▶ [Instructions to follow]
Go through the material below, count the lines with the word "Settings", and reply with the count alone.

▶ [Records for this task]
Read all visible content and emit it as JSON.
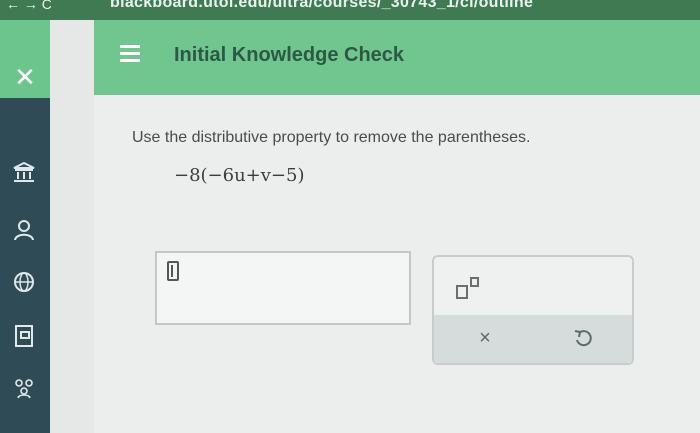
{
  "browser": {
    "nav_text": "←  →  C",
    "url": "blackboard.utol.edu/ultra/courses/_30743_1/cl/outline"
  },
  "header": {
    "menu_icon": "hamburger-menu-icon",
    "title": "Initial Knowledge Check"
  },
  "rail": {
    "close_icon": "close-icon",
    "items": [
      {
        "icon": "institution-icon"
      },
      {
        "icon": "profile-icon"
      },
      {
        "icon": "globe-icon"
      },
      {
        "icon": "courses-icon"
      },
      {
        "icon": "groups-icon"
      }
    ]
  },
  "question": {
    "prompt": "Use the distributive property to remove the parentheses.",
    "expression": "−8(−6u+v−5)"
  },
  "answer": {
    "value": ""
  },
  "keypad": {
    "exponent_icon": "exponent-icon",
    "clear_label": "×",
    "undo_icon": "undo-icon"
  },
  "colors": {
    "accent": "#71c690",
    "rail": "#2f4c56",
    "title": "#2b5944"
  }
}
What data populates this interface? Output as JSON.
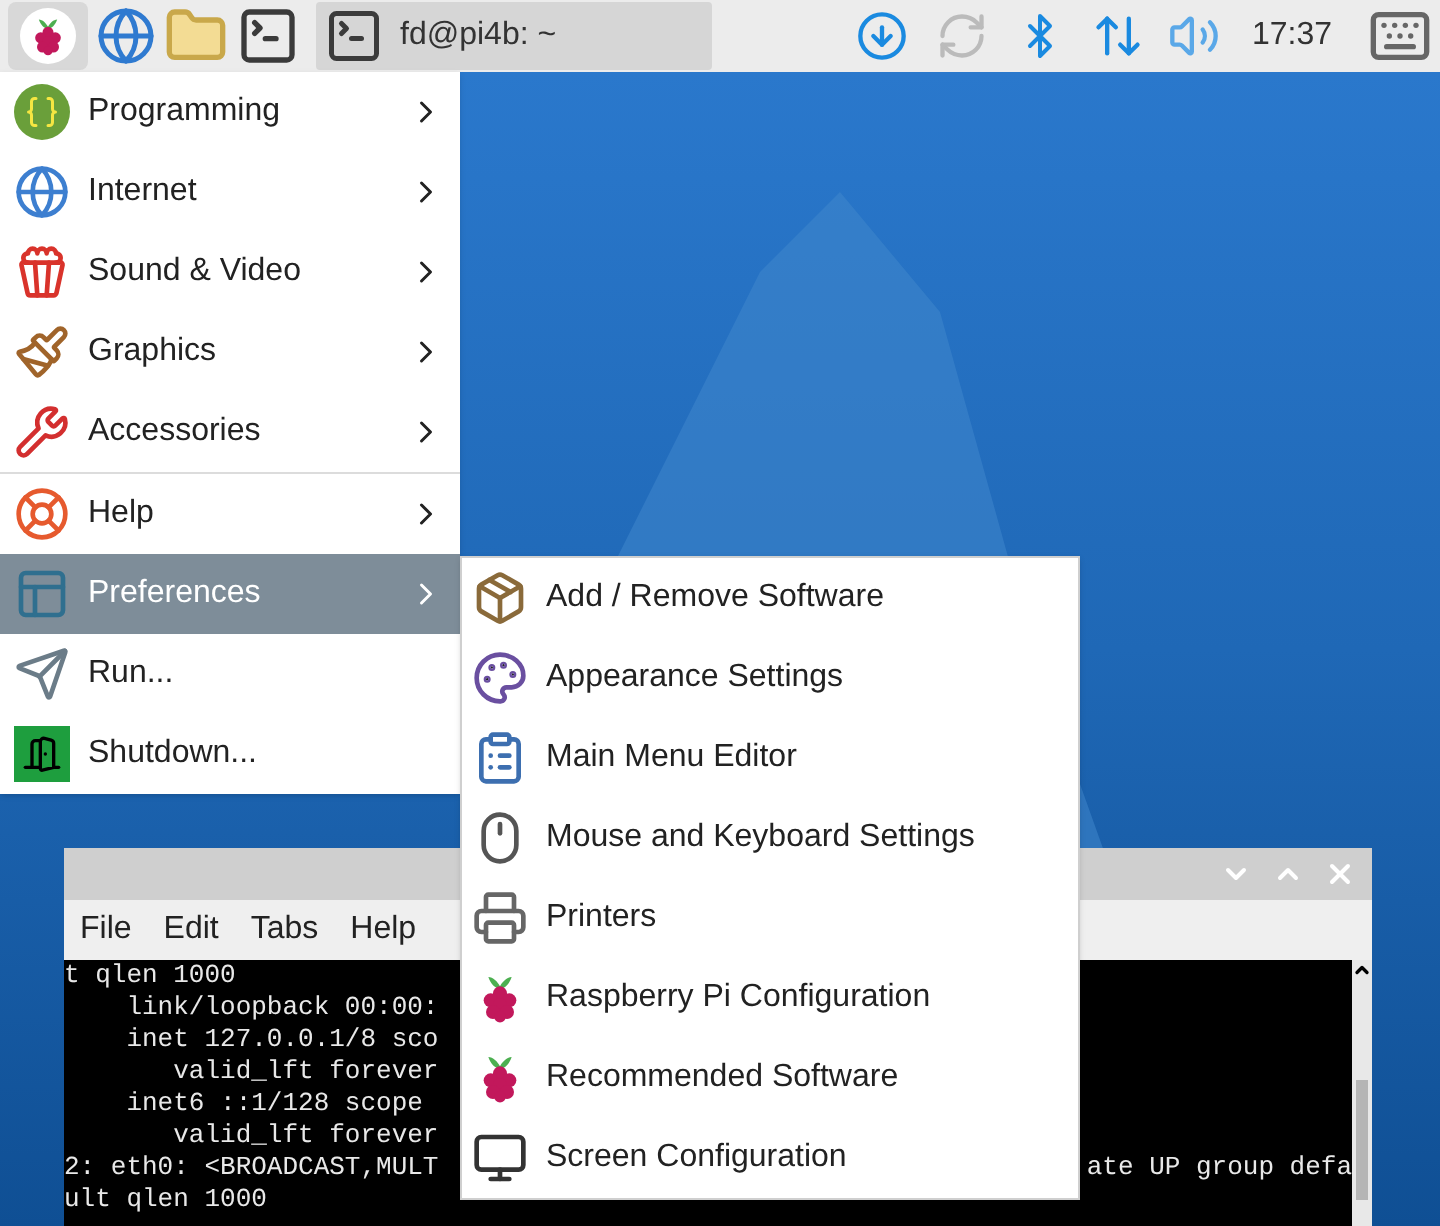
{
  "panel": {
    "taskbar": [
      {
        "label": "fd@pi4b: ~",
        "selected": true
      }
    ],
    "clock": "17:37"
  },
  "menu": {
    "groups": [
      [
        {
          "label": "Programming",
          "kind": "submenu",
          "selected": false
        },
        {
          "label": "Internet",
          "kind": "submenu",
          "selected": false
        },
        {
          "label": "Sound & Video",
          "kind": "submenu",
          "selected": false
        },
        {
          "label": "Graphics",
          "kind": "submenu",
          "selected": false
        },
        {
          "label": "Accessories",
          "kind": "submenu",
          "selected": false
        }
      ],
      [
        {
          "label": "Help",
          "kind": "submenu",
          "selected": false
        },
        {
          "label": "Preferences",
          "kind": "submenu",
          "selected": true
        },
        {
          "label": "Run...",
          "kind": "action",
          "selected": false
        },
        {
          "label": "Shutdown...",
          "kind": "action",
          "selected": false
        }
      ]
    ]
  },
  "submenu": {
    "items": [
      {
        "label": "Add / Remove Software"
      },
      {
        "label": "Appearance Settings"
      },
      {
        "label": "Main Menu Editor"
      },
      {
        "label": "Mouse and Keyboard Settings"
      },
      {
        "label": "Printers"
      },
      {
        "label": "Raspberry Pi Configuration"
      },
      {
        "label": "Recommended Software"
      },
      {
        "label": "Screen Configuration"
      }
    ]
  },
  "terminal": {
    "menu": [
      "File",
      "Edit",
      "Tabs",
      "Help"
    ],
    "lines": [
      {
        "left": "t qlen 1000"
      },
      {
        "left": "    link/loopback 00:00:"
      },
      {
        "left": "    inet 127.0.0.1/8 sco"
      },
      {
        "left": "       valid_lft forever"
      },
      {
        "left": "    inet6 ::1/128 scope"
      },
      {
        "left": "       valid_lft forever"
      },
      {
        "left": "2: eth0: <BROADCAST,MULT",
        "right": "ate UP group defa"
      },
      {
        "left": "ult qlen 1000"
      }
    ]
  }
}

▶ [Response]
2